--- START ---

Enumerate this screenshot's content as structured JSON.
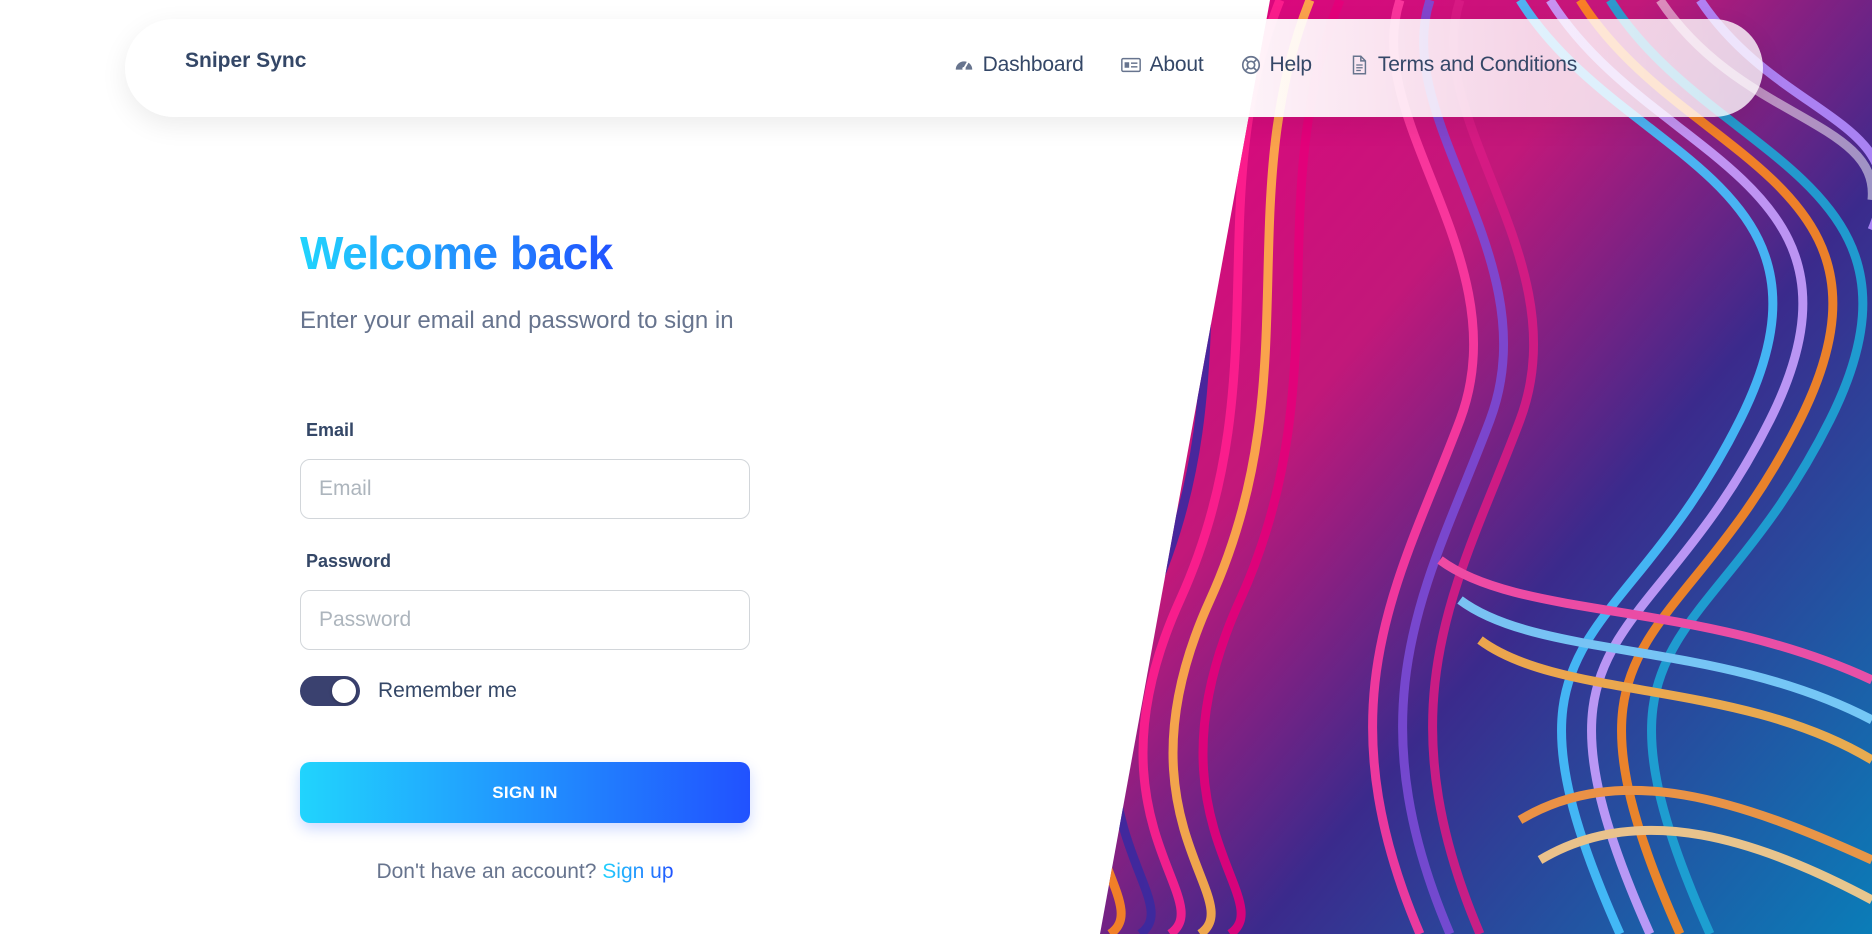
{
  "navbar": {
    "brand": "Sniper Sync",
    "items": [
      {
        "label": "Dashboard",
        "icon": "dashboard-gauge-icon"
      },
      {
        "label": "About",
        "icon": "id-card-icon"
      },
      {
        "label": "Help",
        "icon": "lifebuoy-icon"
      },
      {
        "label": "Terms and Conditions",
        "icon": "document-icon"
      }
    ]
  },
  "form": {
    "title": "Welcome back",
    "subtitle": "Enter your email and password to sign in",
    "email_label": "Email",
    "email_placeholder": "Email",
    "email_value": "",
    "password_label": "Password",
    "password_placeholder": "Password",
    "password_value": "",
    "remember_label": "Remember me",
    "remember_checked": true,
    "signin_label": "SIGN IN",
    "signup_prompt": "Don't have an account?",
    "signup_link": "Sign up"
  },
  "colors": {
    "gradient_start": "#21d4fd",
    "gradient_end": "#2152ff",
    "text_dark": "#344767",
    "text_muted": "#67748e",
    "toggle_on": "#3a416f"
  }
}
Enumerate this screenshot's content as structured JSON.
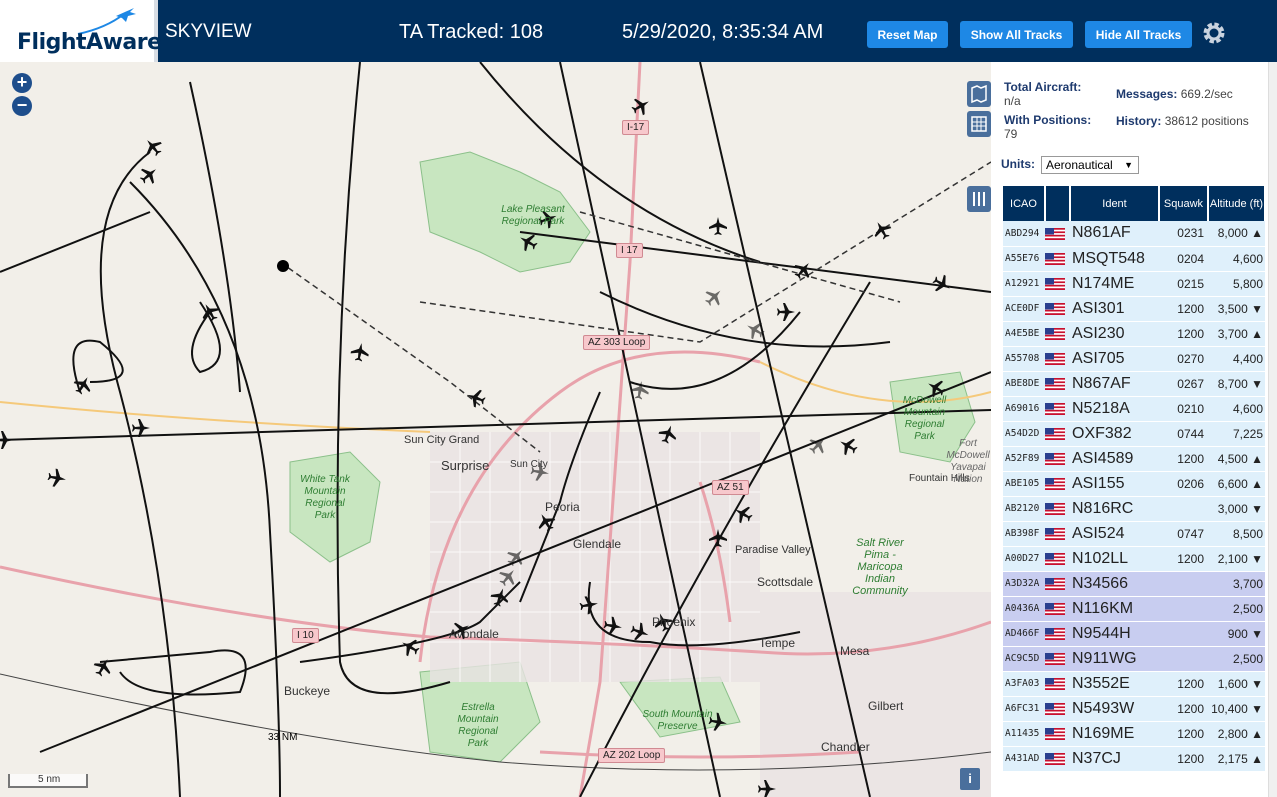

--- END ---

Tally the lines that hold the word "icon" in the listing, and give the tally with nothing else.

4